» Your task: Search the records for the word "JSON" and copy every line in which it occurs.
(Records supplied Opens)
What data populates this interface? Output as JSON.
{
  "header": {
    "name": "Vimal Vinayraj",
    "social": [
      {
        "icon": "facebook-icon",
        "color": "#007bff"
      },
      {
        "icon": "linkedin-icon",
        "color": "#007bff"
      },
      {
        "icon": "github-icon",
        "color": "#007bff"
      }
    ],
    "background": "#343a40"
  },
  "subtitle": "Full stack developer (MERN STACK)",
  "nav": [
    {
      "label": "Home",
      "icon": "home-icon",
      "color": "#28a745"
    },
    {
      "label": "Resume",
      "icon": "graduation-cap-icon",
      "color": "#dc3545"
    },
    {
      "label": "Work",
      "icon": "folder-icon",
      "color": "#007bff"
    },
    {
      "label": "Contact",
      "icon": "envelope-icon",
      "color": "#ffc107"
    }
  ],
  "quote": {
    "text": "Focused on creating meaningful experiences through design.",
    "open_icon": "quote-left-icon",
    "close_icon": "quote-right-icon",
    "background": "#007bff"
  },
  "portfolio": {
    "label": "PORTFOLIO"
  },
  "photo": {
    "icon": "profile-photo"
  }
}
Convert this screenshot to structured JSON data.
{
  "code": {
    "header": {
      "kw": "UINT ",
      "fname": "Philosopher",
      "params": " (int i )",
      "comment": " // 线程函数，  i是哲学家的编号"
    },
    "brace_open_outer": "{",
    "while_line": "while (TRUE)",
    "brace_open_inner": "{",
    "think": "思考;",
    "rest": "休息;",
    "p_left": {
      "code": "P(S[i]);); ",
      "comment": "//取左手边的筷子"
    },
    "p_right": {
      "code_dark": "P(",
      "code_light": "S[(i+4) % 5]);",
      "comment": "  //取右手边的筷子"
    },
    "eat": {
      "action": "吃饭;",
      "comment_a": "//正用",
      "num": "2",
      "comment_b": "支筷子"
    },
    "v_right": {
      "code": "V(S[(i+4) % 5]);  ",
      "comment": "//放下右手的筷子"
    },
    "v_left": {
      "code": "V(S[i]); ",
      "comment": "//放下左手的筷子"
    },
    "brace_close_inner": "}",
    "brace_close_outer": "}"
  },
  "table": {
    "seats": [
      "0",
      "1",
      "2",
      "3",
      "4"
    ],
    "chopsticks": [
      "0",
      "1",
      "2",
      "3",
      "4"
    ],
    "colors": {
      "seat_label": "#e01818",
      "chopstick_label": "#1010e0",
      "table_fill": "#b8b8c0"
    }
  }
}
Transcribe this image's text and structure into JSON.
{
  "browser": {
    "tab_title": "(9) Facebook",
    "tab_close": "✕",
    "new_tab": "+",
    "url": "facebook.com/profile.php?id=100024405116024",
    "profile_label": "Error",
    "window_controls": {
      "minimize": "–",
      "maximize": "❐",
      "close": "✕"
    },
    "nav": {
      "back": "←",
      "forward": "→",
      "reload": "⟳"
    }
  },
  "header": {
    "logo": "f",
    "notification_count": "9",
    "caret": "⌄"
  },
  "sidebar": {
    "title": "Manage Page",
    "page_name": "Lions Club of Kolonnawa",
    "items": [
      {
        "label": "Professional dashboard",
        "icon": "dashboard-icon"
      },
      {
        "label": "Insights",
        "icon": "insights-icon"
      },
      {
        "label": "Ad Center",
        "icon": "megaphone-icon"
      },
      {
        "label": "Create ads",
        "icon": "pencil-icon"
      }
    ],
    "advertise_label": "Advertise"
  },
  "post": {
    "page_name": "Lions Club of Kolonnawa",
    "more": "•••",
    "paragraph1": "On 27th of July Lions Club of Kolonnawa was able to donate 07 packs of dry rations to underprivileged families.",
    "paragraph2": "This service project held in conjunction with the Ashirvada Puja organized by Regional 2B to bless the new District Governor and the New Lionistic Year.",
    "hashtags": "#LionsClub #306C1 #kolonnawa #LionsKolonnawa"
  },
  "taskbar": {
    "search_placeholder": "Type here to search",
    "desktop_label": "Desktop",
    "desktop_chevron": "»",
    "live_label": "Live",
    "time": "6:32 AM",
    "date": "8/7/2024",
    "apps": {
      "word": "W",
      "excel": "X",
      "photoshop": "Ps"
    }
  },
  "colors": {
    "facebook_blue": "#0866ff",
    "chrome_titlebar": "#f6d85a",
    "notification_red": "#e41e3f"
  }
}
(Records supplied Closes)
» Task response:
What data populates this interface? Output as JSON.
Convert this screenshot to structured JSON data.
Transcribe this image's text and structure into JSON.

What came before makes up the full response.